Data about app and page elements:
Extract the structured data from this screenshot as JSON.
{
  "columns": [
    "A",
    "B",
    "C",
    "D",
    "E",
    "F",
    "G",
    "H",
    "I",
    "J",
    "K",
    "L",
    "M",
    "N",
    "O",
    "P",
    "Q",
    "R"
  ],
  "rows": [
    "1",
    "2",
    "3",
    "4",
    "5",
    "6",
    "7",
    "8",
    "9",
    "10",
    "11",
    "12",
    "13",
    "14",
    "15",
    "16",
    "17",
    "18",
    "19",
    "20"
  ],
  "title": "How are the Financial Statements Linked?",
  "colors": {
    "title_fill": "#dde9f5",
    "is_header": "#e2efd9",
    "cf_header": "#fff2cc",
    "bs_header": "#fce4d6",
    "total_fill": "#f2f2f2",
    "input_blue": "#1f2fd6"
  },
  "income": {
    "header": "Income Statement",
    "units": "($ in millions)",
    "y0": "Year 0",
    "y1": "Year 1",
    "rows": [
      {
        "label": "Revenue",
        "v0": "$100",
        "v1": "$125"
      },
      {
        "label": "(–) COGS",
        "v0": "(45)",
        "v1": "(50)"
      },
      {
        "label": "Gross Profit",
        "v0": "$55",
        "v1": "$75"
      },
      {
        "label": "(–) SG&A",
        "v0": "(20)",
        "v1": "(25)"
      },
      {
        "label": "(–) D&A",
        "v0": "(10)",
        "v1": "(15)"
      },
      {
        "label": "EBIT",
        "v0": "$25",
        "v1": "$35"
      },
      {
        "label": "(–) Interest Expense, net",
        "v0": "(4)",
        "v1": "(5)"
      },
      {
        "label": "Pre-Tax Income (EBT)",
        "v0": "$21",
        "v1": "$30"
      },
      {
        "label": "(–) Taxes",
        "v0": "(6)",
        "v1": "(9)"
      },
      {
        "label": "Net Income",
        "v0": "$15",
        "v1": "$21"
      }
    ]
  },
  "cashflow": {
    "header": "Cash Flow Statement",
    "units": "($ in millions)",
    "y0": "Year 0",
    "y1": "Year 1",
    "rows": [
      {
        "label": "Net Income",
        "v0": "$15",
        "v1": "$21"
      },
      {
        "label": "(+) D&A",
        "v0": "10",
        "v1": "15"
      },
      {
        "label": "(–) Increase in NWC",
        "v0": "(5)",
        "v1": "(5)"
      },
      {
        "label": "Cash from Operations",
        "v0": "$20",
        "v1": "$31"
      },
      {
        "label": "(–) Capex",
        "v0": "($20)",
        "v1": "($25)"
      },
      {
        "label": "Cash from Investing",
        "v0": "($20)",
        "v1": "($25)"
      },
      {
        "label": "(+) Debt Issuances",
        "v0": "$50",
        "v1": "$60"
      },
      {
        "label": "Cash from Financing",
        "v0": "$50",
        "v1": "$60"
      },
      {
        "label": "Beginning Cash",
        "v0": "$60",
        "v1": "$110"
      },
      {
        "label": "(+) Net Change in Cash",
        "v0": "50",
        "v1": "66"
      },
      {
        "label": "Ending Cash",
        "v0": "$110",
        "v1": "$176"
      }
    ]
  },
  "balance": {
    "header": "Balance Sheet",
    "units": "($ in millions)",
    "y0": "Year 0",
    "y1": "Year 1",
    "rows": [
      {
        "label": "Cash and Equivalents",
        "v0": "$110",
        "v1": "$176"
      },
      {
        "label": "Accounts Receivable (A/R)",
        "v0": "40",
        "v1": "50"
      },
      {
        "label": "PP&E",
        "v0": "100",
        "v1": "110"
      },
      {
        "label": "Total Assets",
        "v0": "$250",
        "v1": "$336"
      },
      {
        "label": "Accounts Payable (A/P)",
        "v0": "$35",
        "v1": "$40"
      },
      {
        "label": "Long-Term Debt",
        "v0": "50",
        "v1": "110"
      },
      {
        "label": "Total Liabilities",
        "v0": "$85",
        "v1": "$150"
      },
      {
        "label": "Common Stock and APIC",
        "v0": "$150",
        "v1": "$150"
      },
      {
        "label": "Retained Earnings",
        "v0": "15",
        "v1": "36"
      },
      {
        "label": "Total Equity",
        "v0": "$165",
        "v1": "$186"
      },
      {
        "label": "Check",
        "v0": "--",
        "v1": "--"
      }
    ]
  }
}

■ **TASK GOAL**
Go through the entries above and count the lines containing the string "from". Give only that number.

■ **OUTPUT FOR THIS EXERCISE**
4